    A magazine about coolness? Among other things. But one thing at a time. First of all, it’s off to the movies. There’s this businessman from Boston who helps relieve a bank of a substantial amount of money. The insurance companies are on to him, but they can’t prove a thing. That, in a nutshell, is the plot of...
  • ramp #59 Tomorrow Is Yesterday
    ramp #59 Tomorrow Is Yesterday
    18,00 EUR
    “Tomorrow Is Yesterday” was the title of an episode of the television series Star Trek, and although it was the nineteenth episode overall, it was the first to flicker into German living rooms fifty years ago this May. The story revolved around timelines and time travel.
  • rampstyle #26 Good News
    rampstyle #26 Good News
    15,00 EUR
    Two thin ovals far up inside a circle, a curved arc below, sketched on sunny yellow. In a split second, our brain has combined the elements into a smiling face, instantly putting us in a good mood. Wonderful! A smiley like that just feels good.
  • Men’s manual - Best of rampstyle by Michael Köckritz
    Men’s manual - Best of rampstyle by Michael Köckritz

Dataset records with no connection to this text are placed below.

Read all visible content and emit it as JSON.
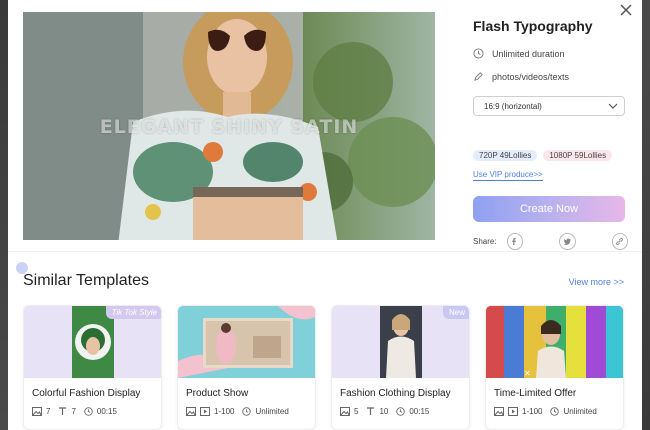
{
  "modal": {
    "title": "Flash Typography",
    "watermark": "ELEGANT SHINY SATIN",
    "duration": "Unlimited duration",
    "media": "photos/videos/texts",
    "aspect_select": "16:9 (horizontal)",
    "prices": [
      "720P 49Lollies",
      "1080P 59Lollies"
    ],
    "vip_link": "Use VIP produce>>",
    "create_button": "Create Now",
    "share_label": "Share:",
    "icons": [
      "close-icon",
      "clock-icon",
      "pencil-icon",
      "chevron-down-icon",
      "facebook-icon",
      "twitter-icon",
      "link-icon"
    ]
  },
  "similar": {
    "title": "Similar Templates",
    "view_more": "View more >>",
    "cards": [
      {
        "title": "Colorful Fashion Display",
        "tag": "Tik Tok Style",
        "images": "7",
        "texts": "7",
        "duration": "00:15",
        "meta_type": "counts"
      },
      {
        "title": "Product Show",
        "tag": "",
        "images": "",
        "range": "1-100",
        "duration": "Unlimited",
        "meta_type": "range"
      },
      {
        "title": "Fashion Clothing Display",
        "tag": "New",
        "images": "5",
        "texts": "10",
        "duration": "00:15",
        "meta_type": "counts"
      },
      {
        "title": "Time-Limited Offer",
        "tag": "",
        "range": "1-100",
        "duration": "Unlimited",
        "meta_type": "range"
      }
    ]
  },
  "colors": {
    "accent": "#4f7fe0",
    "button_gradient": [
      "#8ea0f2",
      "#e7b7e8"
    ],
    "tag_purple": "#d3c8ee"
  }
}
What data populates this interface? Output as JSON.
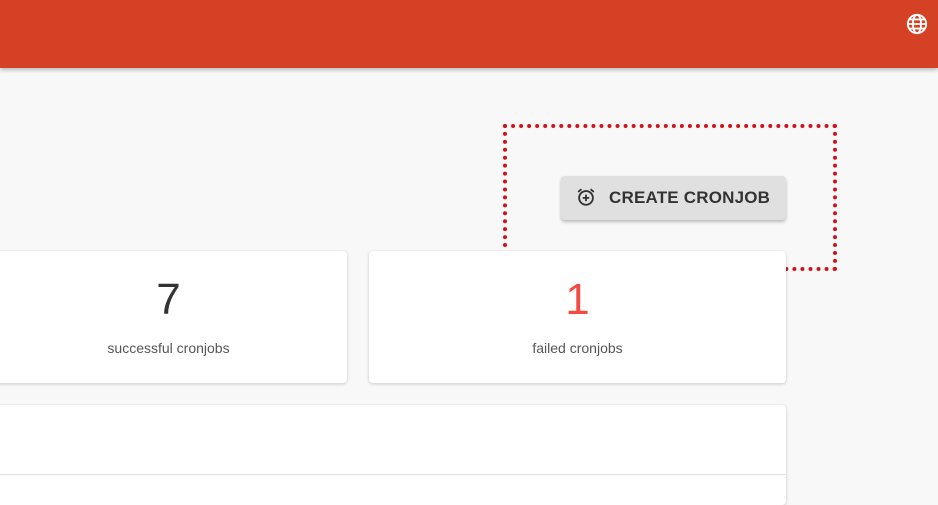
{
  "header": {
    "language_icon": "globe-icon",
    "color": "#d44124"
  },
  "actions": {
    "create_button_label": "CREATE CRONJOB",
    "create_button_icon": "alarm-add-icon"
  },
  "stats": {
    "successful_count": "7",
    "successful_label": "successful cronjobs",
    "failed_count": "1",
    "failed_label": "failed cronjobs",
    "failed_color": "#f44a44"
  },
  "highlight_color": "#d0131a"
}
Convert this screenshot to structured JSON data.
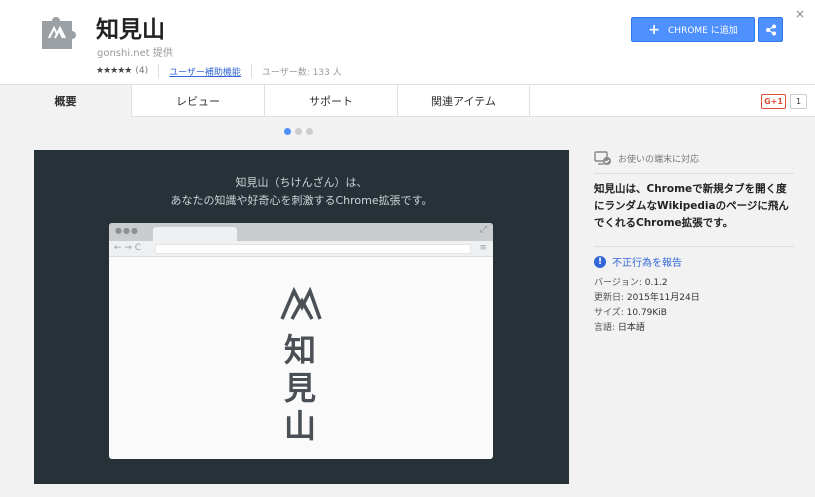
{
  "header": {
    "title": "知見山",
    "provider": "gonshi.net 提供",
    "stars": "★★★★★",
    "rating_count": "(4)",
    "category": "ユーザー補助機能",
    "user_count": "ユーザー数: 133 人",
    "add_button": "CHROME に追加",
    "close": "×"
  },
  "tabs": [
    {
      "label": "概要",
      "active": true
    },
    {
      "label": "レビュー",
      "active": false
    },
    {
      "label": "サポート",
      "active": false
    },
    {
      "label": "関連アイテム",
      "active": false
    }
  ],
  "social": {
    "gplus": "G+1",
    "count": "1"
  },
  "carousel": {
    "total": 3,
    "active_index": 0
  },
  "slide": {
    "line1": "知見山（ちけんざん）は、",
    "line2": "あなたの知識や好奇心を刺激するChrome拡張です。",
    "logo_chars": [
      "知",
      "見",
      "山"
    ]
  },
  "sidebar": {
    "compat": "お使いの端末に対応",
    "description": "知見山は、Chromeで新規タブを開く度にランダムなWikipediaのページに飛んでくれるChrome拡張です。",
    "report": "不正行為を報告",
    "version_label": "バージョン:",
    "version": "0.1.2",
    "updated_label": "更新日:",
    "updated": "2015年11月24日",
    "size_label": "サイズ:",
    "size": "10.79KiB",
    "language_label": "言語:",
    "language": "日本語"
  },
  "colors": {
    "accent": "#4d90fe",
    "slide_bg": "#263238",
    "link": "#3367d6"
  }
}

    29,00 EUR
    Existential questions are answered here: How do I build the perfect sandcastle? How do I start a band? Is there a perfect record player? (Spoiler Alert: yes, there is). Men´s manual is a supergroup of sorts: ramp and teNeues throw together their concentrated expertise in lifestyle.